Rudolf Hoess (1901-1947) was an SS-Obersturmbannführer (lieutenant colonel) who from July 1940 to November 1943 was the commandant of Auschwitz – both a concentration and death camp – where it is estimated that more than a million people were murdered.
He was born in Baden-Baden into a strictly observant Christian family. When World War I broke out he volunteered for the army even though he was only 14 years old. After Germany’s surrender, he joined nationalist paramilitary units that emerged in the post-war chaos, first in the East Prussian Volunteer Corps and then the Freikcorps in the Baltic region, Silesia and the Ruhr. Hoess participated in guerrilla attacks against Polish people during the Silesian Uprisings of 1919.
In 1922, he joined the Nazi Party (NSDAP). In 1928 he joined the völkisch Artamanen-Gesellschaft (Artaman League), an ultra-nationalist, back-to-the-land movement that promoted clean living and a farm-based life. One of its leaders was Heinrich Himmler. Hoess joined the SS in 1934, in response to Himmler’s call to enlarge the ranks of the organisation. In the same year he moved to the SS-Totenkopfverbände (“Death’s-Head Units” responsible for administering the Concentration Camps), and shortly thereafter was assigned to the Dachau concentration camp, where he held the position of Blockführer (Block leader) from 1934-1938. Here he trained to run a concentration camp under the camp commandant, Theodore Eicke.
In 1940 Hoess was transferred to Auschwitz and made commandant of the new camp. He played a significant role in its organisation and establishment.

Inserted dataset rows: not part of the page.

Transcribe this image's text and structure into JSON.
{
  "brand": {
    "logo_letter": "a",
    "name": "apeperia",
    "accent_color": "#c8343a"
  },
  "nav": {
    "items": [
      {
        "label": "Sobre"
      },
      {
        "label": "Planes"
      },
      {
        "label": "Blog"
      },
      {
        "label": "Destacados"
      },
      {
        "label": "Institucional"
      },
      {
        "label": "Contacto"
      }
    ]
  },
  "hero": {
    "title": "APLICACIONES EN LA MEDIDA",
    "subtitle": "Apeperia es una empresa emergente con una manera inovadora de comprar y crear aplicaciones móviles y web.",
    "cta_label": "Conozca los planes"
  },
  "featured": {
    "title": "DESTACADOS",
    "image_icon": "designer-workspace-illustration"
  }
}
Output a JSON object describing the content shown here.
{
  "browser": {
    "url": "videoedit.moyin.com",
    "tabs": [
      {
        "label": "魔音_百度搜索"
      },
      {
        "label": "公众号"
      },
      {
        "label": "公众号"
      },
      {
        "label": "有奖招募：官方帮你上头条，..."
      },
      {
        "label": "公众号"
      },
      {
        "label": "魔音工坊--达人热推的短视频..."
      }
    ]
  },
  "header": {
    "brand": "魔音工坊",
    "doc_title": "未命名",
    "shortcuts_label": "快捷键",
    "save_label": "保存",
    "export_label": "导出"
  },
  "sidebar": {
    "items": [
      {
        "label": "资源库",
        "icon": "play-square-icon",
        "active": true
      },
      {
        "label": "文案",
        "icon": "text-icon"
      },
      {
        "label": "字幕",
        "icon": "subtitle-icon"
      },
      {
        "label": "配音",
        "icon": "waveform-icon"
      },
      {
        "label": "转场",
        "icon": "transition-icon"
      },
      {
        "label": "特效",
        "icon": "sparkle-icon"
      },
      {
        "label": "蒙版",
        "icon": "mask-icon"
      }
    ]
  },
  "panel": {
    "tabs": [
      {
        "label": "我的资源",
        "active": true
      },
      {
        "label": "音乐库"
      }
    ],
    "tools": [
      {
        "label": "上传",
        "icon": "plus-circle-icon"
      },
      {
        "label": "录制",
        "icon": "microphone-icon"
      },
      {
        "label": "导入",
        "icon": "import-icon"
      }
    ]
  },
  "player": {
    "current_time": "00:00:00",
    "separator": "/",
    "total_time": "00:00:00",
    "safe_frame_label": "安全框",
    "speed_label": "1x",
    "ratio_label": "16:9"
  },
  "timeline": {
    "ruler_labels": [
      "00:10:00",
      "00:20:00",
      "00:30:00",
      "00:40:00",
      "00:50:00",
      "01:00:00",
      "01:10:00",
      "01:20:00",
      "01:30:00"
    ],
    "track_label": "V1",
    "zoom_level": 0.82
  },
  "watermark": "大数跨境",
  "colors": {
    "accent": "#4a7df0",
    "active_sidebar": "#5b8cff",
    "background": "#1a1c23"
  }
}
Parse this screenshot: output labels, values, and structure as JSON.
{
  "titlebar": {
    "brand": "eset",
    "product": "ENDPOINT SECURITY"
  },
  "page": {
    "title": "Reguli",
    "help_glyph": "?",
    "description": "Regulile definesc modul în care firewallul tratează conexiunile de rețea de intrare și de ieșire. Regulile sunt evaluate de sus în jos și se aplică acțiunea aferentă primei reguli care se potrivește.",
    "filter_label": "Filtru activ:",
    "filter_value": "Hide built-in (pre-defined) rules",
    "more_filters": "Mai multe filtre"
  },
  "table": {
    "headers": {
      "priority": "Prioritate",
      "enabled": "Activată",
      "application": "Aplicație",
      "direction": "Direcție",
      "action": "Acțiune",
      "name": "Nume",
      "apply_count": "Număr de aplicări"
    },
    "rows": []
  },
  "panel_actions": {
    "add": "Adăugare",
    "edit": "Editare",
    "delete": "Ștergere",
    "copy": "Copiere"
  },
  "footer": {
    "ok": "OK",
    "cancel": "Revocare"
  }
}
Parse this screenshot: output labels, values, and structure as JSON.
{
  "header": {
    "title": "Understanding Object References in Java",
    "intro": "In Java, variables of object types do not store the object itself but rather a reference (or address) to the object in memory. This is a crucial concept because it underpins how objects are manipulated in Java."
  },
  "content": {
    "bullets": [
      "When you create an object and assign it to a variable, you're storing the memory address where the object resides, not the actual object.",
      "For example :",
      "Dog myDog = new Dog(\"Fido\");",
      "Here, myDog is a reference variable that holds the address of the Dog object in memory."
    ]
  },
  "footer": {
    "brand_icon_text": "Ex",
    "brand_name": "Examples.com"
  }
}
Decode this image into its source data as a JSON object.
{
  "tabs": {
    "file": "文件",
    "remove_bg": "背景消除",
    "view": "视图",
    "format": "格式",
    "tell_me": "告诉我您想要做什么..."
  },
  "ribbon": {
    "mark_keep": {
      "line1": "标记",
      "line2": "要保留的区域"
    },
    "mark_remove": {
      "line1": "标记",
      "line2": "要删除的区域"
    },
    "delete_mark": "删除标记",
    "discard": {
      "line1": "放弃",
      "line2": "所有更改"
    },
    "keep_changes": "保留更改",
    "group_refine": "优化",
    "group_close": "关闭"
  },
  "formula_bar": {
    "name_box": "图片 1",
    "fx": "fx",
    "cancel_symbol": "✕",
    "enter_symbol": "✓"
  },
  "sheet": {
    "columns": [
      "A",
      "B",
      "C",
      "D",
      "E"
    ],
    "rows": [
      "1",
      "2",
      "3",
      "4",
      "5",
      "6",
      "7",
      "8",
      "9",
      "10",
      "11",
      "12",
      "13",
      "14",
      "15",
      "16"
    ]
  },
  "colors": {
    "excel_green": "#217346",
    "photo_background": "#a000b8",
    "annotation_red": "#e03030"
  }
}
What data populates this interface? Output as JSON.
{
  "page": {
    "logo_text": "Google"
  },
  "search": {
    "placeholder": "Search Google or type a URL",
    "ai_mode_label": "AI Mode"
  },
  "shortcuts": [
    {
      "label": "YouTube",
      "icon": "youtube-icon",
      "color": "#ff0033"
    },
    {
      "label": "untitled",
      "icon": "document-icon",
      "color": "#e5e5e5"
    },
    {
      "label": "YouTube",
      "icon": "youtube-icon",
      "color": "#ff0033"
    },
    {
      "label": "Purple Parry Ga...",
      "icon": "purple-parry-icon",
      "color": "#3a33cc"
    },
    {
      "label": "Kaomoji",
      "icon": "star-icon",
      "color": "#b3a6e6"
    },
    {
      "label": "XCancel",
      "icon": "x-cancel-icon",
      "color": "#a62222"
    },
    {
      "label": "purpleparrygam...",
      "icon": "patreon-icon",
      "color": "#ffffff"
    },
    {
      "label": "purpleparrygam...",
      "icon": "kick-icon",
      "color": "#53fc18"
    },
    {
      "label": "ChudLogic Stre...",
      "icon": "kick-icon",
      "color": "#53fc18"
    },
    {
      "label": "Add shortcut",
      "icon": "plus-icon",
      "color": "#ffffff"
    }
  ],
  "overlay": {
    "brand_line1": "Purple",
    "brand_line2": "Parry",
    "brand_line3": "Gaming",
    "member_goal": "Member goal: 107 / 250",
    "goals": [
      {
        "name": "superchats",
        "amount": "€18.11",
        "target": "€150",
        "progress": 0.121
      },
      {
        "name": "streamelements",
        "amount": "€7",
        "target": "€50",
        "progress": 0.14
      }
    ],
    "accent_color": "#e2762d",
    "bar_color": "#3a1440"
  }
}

In 1941, on Himmler’s orders, he established a new related camp, Auschwitz II or Auschwitz-Birkenau, in close proximity to Auschwitz I. Hoess began preparing the camp as a mass extermination facility. According to Hoess’s testimony after the war at his war crimes trial, Himmler advised Hoess that Hitler had ordered the Final Solution to the Jewish Question ((extermination of European Jewry), and that the SS would be responsible for its implementation. Himmler had selected Auschwitz for this purpose, due to its location (being a major railway hub but isolated sufficiently from the outside world).
After visiting the Treblinka extermination camp, to study its methods of human extermination Hoess, beginning September 1941, tested and perfected techniques of mass murder that made Auschwitz the most efficient and notorious instrument of the Final Solution.
From 1941 to1943 Hoess presided over the murder of Jews from all corners of Europe — including Jews from Germany, Poland, France, Netherlands, Bulgaria, Slovakia, Belgium, Austria, the former Yugoslavia, Italy, Norway and Greece. He left Auschwitz at the end of 1943 but returned to supervise — Aktion Hoess, the extermination of 430,000 Hungarian Jews, transported to the camp and murdered in 56 days between May and July 1944. He was responsible for the murder of over two and a half million people.
After the war, Hoess escaped and assumed a false identity. He evaded arrest for nearly a year, but was captured by British personnel in 1946. The Supreme Court in Warsaw sentenced him to death. He was hanged in Auschwitz, the scene of his worst crimes, in April 1947.